[Page and application data records]
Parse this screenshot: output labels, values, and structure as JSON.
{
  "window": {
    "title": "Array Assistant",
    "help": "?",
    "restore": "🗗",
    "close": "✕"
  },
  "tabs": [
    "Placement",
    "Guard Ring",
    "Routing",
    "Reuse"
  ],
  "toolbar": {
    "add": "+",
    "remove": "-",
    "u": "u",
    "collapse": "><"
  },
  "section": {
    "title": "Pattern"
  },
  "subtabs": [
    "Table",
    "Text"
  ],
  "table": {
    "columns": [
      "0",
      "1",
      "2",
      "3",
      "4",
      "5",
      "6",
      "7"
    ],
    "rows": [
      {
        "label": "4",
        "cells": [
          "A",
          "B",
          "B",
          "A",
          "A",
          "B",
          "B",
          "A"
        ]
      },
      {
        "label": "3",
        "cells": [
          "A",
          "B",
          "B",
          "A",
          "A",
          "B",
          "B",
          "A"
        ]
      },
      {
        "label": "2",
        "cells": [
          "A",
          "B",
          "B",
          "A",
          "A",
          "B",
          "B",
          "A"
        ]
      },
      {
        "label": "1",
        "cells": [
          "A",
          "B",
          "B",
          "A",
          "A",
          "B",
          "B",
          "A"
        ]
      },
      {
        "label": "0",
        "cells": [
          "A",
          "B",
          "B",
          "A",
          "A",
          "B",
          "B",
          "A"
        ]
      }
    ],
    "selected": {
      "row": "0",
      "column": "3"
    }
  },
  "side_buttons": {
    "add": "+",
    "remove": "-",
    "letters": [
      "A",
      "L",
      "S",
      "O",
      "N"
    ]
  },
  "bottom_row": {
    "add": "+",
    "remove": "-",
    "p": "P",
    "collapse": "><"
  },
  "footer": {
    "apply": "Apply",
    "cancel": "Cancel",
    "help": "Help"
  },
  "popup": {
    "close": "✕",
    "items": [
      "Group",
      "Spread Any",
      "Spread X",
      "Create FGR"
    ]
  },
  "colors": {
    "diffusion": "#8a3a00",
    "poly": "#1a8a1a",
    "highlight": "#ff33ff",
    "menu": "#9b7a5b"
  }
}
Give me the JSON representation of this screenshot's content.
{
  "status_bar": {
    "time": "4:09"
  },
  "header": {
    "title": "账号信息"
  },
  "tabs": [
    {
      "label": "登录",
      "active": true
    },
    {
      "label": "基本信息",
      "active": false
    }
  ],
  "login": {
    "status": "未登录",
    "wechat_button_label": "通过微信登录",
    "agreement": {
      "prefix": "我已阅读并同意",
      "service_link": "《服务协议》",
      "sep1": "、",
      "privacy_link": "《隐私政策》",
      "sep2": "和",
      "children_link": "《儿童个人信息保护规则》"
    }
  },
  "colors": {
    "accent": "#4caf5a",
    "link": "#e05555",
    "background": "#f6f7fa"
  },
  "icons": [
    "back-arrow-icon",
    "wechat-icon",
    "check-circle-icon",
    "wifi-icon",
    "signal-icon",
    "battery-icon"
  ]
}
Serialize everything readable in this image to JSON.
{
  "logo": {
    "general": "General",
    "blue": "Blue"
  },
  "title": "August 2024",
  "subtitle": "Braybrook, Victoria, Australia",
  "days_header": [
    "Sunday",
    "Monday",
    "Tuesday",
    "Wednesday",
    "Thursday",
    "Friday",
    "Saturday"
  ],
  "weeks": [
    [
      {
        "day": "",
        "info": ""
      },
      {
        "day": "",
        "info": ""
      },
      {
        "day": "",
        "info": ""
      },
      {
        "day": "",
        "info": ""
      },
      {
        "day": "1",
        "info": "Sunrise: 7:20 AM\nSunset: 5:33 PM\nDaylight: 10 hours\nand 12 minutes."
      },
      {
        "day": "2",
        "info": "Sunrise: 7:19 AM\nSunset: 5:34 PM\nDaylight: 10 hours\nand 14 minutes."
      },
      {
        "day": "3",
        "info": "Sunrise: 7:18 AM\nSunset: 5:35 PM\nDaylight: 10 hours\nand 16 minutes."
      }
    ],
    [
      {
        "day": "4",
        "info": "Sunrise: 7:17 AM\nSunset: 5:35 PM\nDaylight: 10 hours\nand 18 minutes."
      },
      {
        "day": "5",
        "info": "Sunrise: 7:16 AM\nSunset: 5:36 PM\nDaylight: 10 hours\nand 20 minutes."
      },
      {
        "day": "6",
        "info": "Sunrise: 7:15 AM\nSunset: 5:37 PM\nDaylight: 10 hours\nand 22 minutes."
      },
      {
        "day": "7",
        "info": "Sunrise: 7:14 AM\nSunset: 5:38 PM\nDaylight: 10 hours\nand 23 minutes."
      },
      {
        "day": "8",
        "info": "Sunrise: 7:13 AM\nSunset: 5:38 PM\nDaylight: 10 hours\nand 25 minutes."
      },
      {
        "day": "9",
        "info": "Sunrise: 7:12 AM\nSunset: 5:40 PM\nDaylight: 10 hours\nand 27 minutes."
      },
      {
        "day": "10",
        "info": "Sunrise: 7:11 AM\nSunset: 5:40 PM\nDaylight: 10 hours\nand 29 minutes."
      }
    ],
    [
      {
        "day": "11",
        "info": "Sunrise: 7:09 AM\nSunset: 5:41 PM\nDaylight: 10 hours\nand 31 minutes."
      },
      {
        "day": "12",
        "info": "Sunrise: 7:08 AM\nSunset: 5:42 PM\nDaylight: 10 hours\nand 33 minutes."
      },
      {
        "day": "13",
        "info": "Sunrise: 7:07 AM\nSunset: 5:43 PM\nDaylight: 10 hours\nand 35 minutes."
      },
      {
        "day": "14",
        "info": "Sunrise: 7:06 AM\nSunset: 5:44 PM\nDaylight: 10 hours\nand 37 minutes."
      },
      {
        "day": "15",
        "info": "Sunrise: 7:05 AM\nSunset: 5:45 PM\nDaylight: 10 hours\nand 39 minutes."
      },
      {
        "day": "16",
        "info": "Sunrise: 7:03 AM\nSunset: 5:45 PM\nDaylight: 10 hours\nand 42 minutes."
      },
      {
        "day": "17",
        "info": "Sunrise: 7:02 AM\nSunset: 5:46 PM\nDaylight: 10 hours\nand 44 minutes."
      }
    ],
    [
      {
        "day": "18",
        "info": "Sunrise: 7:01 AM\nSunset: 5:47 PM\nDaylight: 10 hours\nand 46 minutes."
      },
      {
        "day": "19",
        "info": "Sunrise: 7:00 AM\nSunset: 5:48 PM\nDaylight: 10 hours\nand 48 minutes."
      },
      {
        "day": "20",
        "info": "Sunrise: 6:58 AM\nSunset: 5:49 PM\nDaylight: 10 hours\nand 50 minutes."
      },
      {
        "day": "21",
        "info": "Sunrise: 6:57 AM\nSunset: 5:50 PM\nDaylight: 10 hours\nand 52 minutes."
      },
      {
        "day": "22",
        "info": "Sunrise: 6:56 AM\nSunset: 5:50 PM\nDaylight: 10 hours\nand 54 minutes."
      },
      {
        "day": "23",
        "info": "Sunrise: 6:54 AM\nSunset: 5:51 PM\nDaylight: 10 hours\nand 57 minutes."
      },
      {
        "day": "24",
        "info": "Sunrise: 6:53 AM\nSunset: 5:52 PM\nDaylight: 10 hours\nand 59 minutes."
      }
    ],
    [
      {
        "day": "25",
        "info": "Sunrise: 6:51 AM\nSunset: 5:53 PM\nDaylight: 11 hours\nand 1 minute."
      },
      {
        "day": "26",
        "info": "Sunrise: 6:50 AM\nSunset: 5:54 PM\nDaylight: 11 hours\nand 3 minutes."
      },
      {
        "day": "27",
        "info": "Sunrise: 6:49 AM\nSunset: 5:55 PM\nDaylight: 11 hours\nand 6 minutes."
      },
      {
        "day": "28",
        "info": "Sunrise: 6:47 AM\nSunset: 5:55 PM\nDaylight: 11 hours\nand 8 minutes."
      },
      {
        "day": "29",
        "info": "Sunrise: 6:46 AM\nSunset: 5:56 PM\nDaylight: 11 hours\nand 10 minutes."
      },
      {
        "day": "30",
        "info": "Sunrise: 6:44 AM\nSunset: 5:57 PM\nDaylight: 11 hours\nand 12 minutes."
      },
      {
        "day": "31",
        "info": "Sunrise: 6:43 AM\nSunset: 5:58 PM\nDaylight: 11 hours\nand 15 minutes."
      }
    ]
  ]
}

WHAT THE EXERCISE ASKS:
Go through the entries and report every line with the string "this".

EXPECTED ANSWER:
Parse this screenshot: output labels, values, and structure as JSON.
Give me the JSON representation of this screenshot's content.
Serialize everything readable in this image to JSON.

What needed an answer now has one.